I've written a few times on this blog about my Bunga Kantan plant also known as Torch Ginger (the plant's Binomial name is Etlingera Elatior) plant because the plant just keeps fascinating me. It is always in bloom and keeps getting pollinated so that I have what seems like a never-ending supply of seeds. So I have been experimenting on how to plant the seeds as there is very little information online or photos of how to do it. After some dialogue with Autumn Belle over at My Nice Garden I managed to grow some seeds. Then some more. Then some more. The images here are seeds planted on July 22 and the photos were taken about 40 days later. Many more seedlings have sprouted since.
So here is what I know, dried Bunga Kantan seed sprouts slower than very fresh seed. See the the photo above; three containers were very fresh seed and the top left was dried.

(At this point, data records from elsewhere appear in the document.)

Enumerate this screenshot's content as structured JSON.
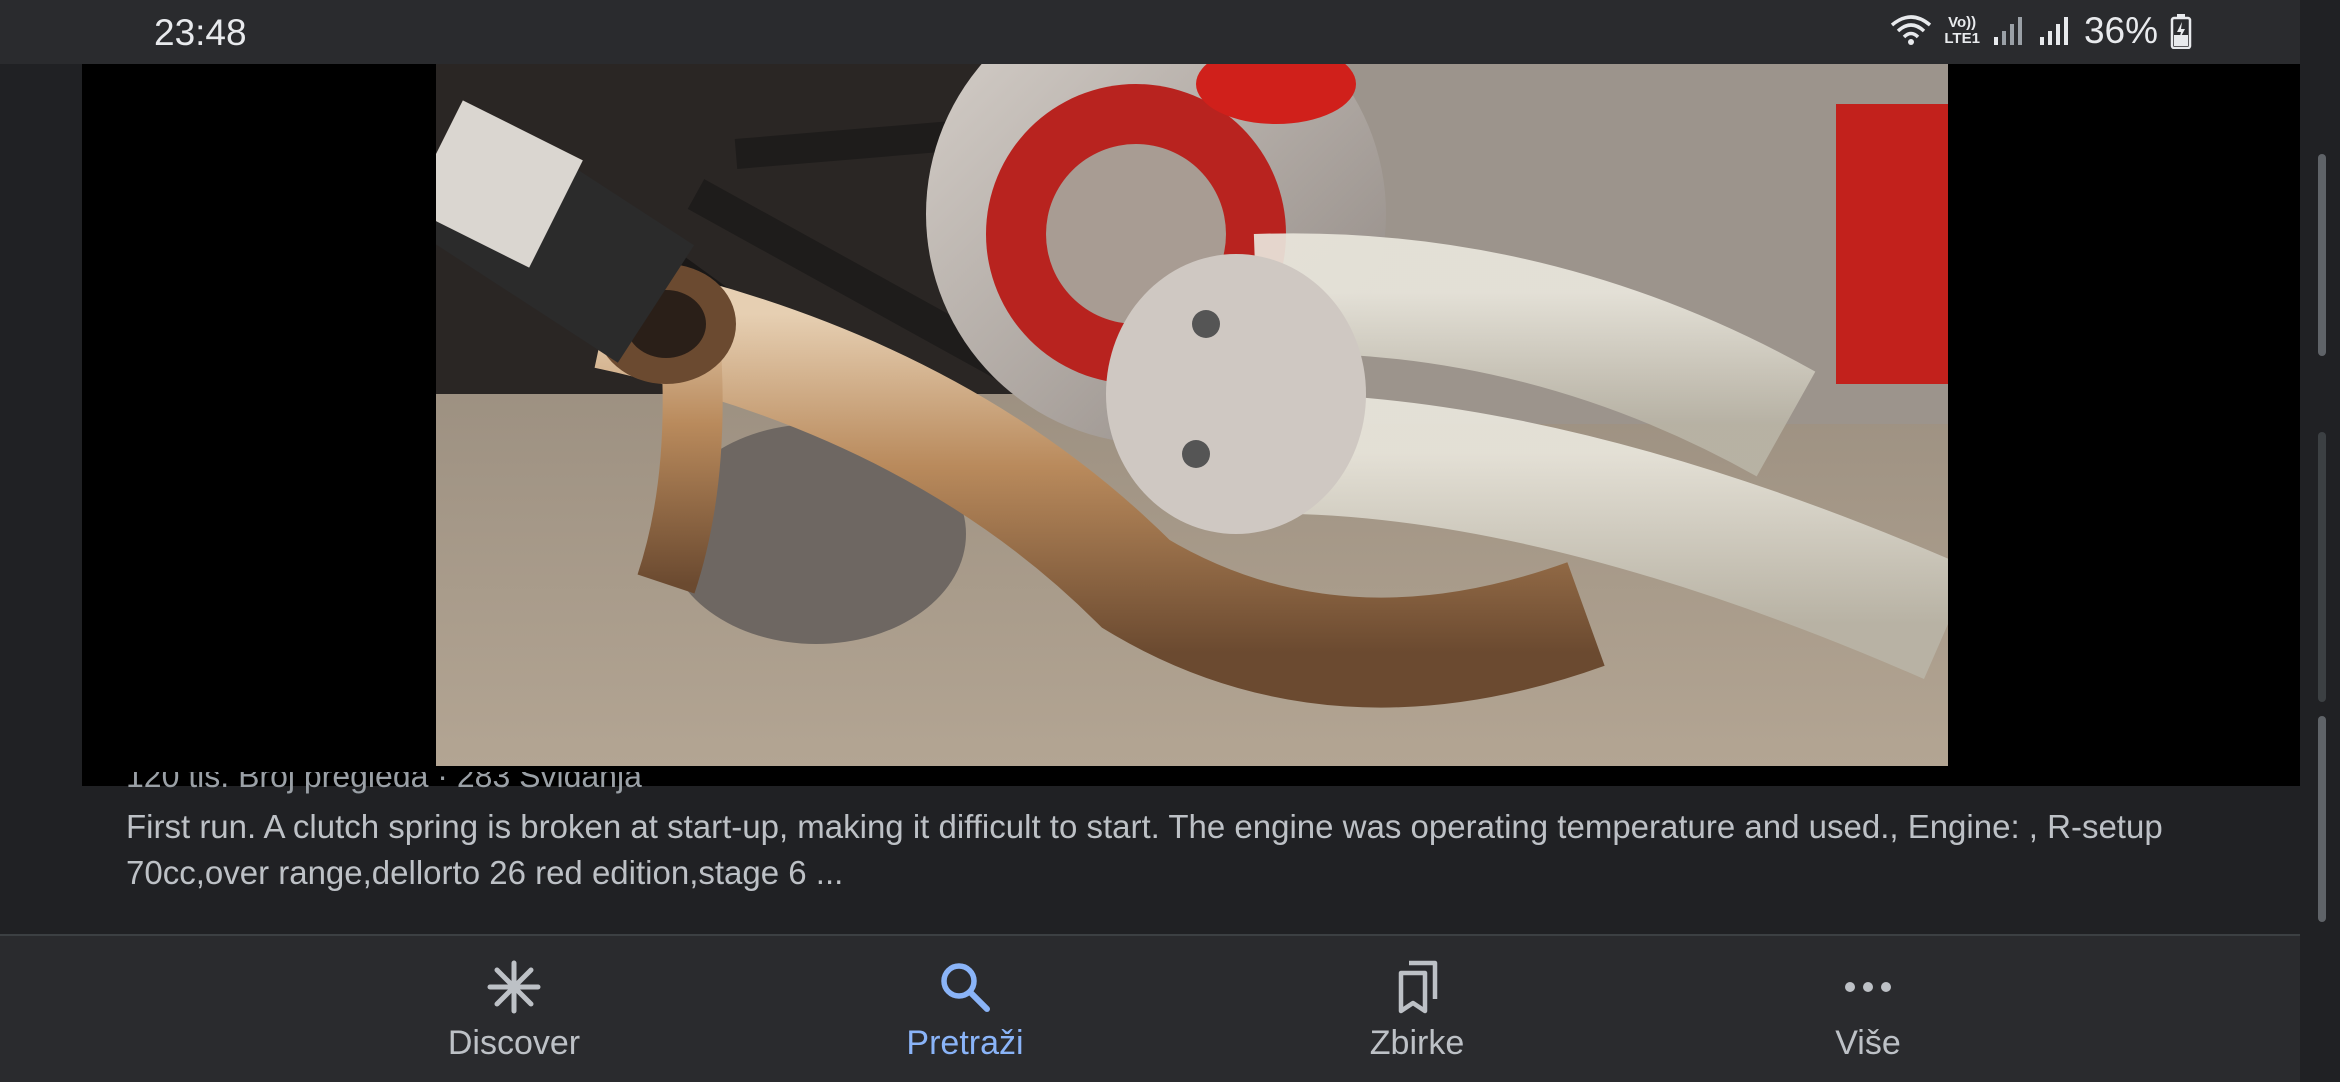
{
  "status_bar": {
    "time": "23:48",
    "network_label_top": "Vo))",
    "network_label_bottom": "LTE1",
    "battery_percent": "36%",
    "icons": [
      "wifi-icon",
      "signal-icon",
      "signal-icon",
      "battery-charging-icon"
    ]
  },
  "video": {
    "meta_line": "120 tis. Broj pregleda · 283 Sviđanja",
    "description": "First run. A clutch spring is broken at start-up, making it difficult to start. The engine was operating temperature and used., Engine: , R-setup 70cc,over range,dellorto 26 red edition,stage 6 ..."
  },
  "bottom_nav": {
    "items": [
      {
        "label": "Discover",
        "icon": "asterisk-icon",
        "active": false
      },
      {
        "label": "Pretraži",
        "icon": "search-icon",
        "active": true
      },
      {
        "label": "Zbirke",
        "icon": "bookmarks-icon",
        "active": false
      },
      {
        "label": "Više",
        "icon": "more-dots-icon",
        "active": false
      }
    ]
  },
  "colors": {
    "background": "#202124",
    "active_accent": "#8ab4f8",
    "inactive_text": "#bdc1c6"
  }
}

Recently, I decided that I want to grow some more Bunga Kantan to run it along the back side of our house between us and the neighbors and to keep experimenting. Below are some photos I took while planting more seed out in the Wet Kitchen.
I got some fresh seed pods (what I call the things above) from three separate finished Bunga Kantan blooms on my plant (a finished bloom on my plant here). When the blooms start to die they are pink, then they turn green and finally turn brown and get hard. So the pink ones should sprout seeds the fastest because they are the freshest.
In order to plant the seeds, you need to cut open the pods with a knife. See the photo above, the fresher the seed the whiter the small seeds inside it are. As the pods get older the seeds inside start to get black.
I have been planting clumps of fresh seed into containers nearly filled with dirt. I plant alot of them, well, because I have a lot of seed. But also because sprouting is sporadic so the more you have the better chance to get growth.
Lastly, I cover with a small amount of dirt. Enough so that when you water a good amount everyday, the soil won't wash away and expose the seeds. I find that the plants like more water rather than less.
As I continue to experiment I'll keep you posted. Also, if anyone has any experience planting these seeds, please post your tips.